Created By: TelcontarDecember 20, 2012 Last Edited By: TelcontarDecember 31, 2012
Nuked

Capitalising Key Words

In a work title, the important words will start with a capital letter but small words won't.

Name Space:
Main
Page Type:
Trope
Alternately, "Key Words are Capitalised".

There's a trend to, in a title, capitalise three types of word.

  1. The first word, to make it look like a sentence.
  2. Any which are normally capitalised, such as character names.
  3. Other words deemed important -- this trope.

This means that small connecter words don't stand out when someone reads the title, making it smoother. However, the important ones are eye-catching and distinguish a work's title from normal text. If a small word does use upper-case, it's often a hint that the word is significant after all.

We like to do this on the wiki. Use the title customiser to make a Wiki Word word lower-case.

See also Camel Case and All Lowercase Letters. Capital Letters Are Magic can be an In Universe version. If there's a Title Drop in the work, it will use normal capitalisation patterns rather than this.

This is an Omnipresent Trope and thus too common for examples.
Community Feedback Replies: 12
  • December 20, 2012
    Telcontar
  • December 20, 2012
    Stratadrake
    The first two items in your list are textbook Chairs.
  • December 20, 2012
    Telcontar
    I have them there to establish that this trope isn't the only reason to capitalise. I've edited it slightly; better now?
  • December 20, 2012
    bulmabriefs144
    Capital Letters Are Magic also covers. Motion to drop.
  • December 30, 2012
    Telcontar
    I don't think they're quite the same thing. Capital Letters Are Magic is naming things with, well, their names and showing that it's different through capitals. This is a stylistic choice for titles that highlights important concepts in a different way. Fried Green Tomatoes at the Whistle Stop Café doesn't have any Fried Green Tomatoes, just ordinary fried green tomatoes; this trope is in effect but Capital Letters Are Magic isn't.

    If I'm just splitting hairs and all this deserves is a mention on that page, though, do say.
  • December 30, 2012
    SeptimusHeap
    Sorry, Tel, but I am quite straining at finding a distinction between this and Capital Letters Are Magic.
  • December 30, 2012
    Stratadrake
    The reason Capital Letters Are Magic works is because capitalizing a term conveys that it's a proper noun instead of your ordinary, fried-green-tomato-variety noun. The 'example' you cited is basically Key Words Are Capitalized Because Every OTHER Word Is Capitalized Anyway, which is Not A Trope.

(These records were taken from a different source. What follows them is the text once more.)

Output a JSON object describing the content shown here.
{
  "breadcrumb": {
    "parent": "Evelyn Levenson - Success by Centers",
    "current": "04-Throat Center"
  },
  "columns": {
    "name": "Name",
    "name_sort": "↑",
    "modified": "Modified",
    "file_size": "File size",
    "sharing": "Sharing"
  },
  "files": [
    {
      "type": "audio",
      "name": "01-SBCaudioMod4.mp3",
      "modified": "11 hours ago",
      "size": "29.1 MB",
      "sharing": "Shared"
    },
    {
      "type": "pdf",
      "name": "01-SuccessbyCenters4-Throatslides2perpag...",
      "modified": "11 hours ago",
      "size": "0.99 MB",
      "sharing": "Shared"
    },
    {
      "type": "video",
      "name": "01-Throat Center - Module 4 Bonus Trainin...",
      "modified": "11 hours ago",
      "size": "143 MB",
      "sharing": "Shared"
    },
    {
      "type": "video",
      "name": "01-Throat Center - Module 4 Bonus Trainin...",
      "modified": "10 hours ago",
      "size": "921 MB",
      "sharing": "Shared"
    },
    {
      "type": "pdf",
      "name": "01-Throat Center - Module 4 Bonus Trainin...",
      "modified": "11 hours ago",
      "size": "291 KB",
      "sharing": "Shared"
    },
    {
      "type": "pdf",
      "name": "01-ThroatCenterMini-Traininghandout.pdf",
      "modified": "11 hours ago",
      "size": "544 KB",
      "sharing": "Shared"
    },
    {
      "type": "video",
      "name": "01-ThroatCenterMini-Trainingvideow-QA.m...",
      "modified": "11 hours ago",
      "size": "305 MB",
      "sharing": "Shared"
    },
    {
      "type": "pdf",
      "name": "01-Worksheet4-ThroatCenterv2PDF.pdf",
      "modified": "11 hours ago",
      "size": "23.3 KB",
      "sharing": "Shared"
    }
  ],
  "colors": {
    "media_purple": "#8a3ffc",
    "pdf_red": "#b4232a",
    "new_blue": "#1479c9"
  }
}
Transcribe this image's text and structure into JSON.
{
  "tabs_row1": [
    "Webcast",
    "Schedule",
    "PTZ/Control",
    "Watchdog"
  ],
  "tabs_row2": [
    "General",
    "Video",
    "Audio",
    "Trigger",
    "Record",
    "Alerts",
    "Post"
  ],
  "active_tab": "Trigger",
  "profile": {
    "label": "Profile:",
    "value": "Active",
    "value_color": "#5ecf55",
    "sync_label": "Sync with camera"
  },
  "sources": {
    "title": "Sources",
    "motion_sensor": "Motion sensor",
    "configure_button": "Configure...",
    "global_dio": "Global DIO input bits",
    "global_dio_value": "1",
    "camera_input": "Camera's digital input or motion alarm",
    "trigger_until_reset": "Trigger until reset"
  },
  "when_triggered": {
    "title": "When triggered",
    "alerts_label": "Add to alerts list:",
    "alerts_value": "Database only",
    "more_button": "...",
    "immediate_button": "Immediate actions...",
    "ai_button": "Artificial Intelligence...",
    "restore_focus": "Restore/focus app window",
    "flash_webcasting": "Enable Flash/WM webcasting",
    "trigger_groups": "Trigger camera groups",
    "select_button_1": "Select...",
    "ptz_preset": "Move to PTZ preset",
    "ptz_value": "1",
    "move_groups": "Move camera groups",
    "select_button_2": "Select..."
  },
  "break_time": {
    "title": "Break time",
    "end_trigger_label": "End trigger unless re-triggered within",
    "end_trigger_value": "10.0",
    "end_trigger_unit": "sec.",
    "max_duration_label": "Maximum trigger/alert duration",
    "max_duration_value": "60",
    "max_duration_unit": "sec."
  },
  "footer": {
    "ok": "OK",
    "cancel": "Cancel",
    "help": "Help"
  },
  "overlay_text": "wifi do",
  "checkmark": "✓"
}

    For a point of comparison - Full Name Ultimatim is a trope except in cases where everyone goes on a Full Name Basis.
  • December 31, 2012
    Telcontar
    Strata: Thing is, not all the words in that title were capitalised; specifically, "a" and "the" were lowercase. "Whistle Stop Café" is written like that in the story as it's a place name, and "Fried" would be done anyway because it's the first word. "Green" and "Tomatoes", though, are capitalised not because Capital Letters Are Magic nor because All Words Are Capitalised, but because of this trope.

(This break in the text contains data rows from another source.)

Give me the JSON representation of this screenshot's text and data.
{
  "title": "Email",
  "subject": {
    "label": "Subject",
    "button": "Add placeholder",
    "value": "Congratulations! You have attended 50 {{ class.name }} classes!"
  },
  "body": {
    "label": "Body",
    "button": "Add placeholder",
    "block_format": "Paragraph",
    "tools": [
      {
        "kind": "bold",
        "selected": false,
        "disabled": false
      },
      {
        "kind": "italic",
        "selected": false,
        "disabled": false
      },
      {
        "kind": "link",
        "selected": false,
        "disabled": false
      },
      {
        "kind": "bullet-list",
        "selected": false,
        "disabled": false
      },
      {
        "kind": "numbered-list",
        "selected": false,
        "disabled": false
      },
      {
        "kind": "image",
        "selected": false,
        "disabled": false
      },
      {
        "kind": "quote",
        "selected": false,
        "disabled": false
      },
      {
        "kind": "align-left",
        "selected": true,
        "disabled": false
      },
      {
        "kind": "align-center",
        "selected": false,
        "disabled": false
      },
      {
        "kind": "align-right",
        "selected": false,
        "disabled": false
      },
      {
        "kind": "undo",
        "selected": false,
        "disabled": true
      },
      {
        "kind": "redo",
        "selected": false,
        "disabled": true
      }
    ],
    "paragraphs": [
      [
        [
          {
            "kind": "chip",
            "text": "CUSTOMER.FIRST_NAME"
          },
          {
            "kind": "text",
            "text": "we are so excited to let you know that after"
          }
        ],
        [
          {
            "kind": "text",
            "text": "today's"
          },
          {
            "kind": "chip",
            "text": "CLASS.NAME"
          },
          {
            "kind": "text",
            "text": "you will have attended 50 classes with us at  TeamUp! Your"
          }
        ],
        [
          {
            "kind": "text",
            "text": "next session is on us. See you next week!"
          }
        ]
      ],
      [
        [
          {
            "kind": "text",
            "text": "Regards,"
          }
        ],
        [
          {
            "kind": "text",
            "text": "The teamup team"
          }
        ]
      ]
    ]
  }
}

    Sep: Eh, fair enough. I am going to hope for another reply from Stratadrake, but I expect I'll end up discarding this.
  • December 31, 2012
    Stratadrake
    Still Not A Trope. See the Wikipedia article on capitalization and the variants thereof ([1]) -- common practice includes capitalizing every word except for articles, conjunctions, prepositions.
  • December 31, 2012
    Folamh3
    This is just a basic grammatical rule. We don't have a trope for "putting a space after a semicolon". Motion to discard.
  • December 31, 2012
    SeptimusHeap
    I think the point is to capitalize words that are important in sentences even when grammatical usage would not do that.
  • December 31, 2012
    Telcontar
    Yes. However, with another person voting discard (and four such tags now!) I'm letting it go.

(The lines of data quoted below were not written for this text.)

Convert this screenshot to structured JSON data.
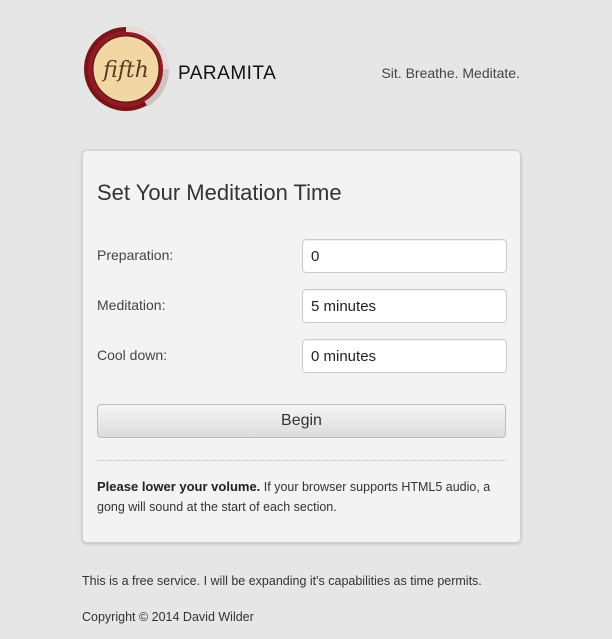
{
  "header": {
    "logo_text": "fifth",
    "brand": "PARAMITA",
    "tagline": "Sit. Breathe. Meditate."
  },
  "form": {
    "title": "Set Your Meditation Time",
    "fields": [
      {
        "label": "Preparation:",
        "value": "0"
      },
      {
        "label": "Meditation:",
        "value": "5 minutes"
      },
      {
        "label": "Cool down:",
        "value": "0 minutes"
      }
    ],
    "begin_label": "Begin",
    "notice_bold": "Please lower your volume.",
    "notice_text": " If your browser supports HTML5 audio, a gong will sound at the start of each section."
  },
  "footer": {
    "service_note": "This is a free service. I will be expanding it's capabilities as time permits.",
    "copyright": "Copyright © 2014 David Wilder"
  },
  "colors": {
    "logo_ring": "#7a1419",
    "logo_fill": "#f2d7a5",
    "background": "#e6e6e6"
  }
}
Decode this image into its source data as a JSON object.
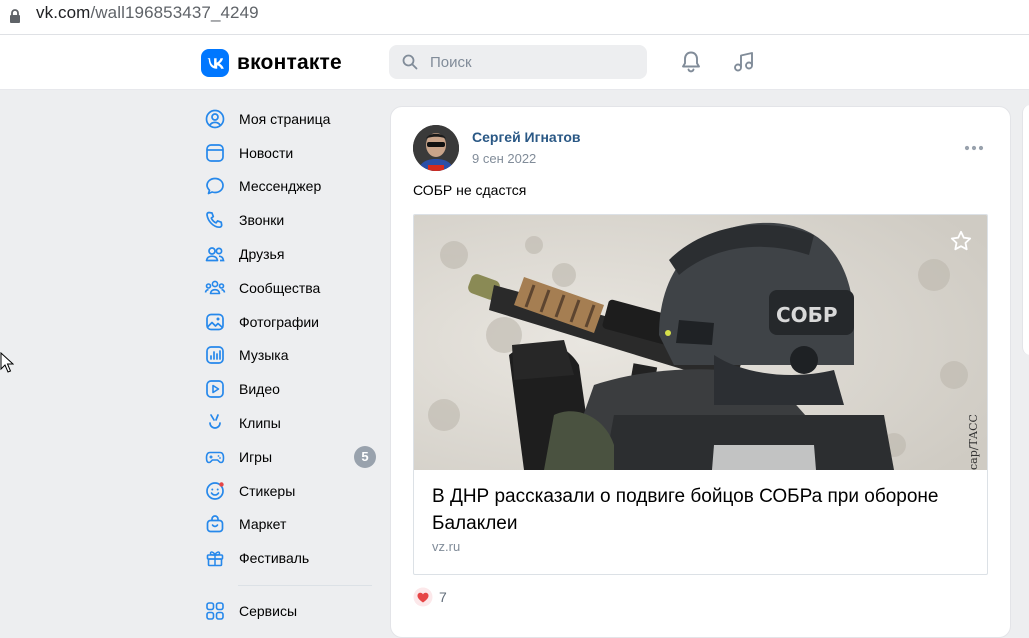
{
  "browser": {
    "url": "vk.com/wall196853437_4249"
  },
  "header": {
    "logo_text": "вконтакте",
    "search_placeholder": "Поиск",
    "brand_color": "#0077ff"
  },
  "sidebar": {
    "items": [
      {
        "label": "Моя страница",
        "icon": "user-circle-icon"
      },
      {
        "label": "Новости",
        "icon": "news-icon"
      },
      {
        "label": "Мессенджер",
        "icon": "message-icon"
      },
      {
        "label": "Звонки",
        "icon": "phone-icon"
      },
      {
        "label": "Друзья",
        "icon": "friends-icon"
      },
      {
        "label": "Сообщества",
        "icon": "communities-icon"
      },
      {
        "label": "Фотографии",
        "icon": "photo-icon"
      },
      {
        "label": "Музыка",
        "icon": "music-icon"
      },
      {
        "label": "Видео",
        "icon": "video-icon"
      },
      {
        "label": "Клипы",
        "icon": "clips-icon"
      },
      {
        "label": "Игры",
        "icon": "gamepad-icon",
        "badge": "5"
      },
      {
        "label": "Стикеры",
        "icon": "sticker-icon"
      },
      {
        "label": "Маркет",
        "icon": "market-icon"
      },
      {
        "label": "Фестиваль",
        "icon": "gift-icon"
      }
    ],
    "services_label": "Сервисы"
  },
  "post": {
    "author": "Сергей Игнатов",
    "date": "9 сен 2022",
    "text": "СОБР не сдастся",
    "snippet": {
      "title": "В ДНР рассказали о подвиге бойцов СОБРа при обороне Балаклеи",
      "domain": "vz.ru",
      "image_caption": "СОБР",
      "credit": "сар/ТАСС"
    },
    "likes": "7"
  }
}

Three days must pass before this YKTTW is Launchworthy or Discardable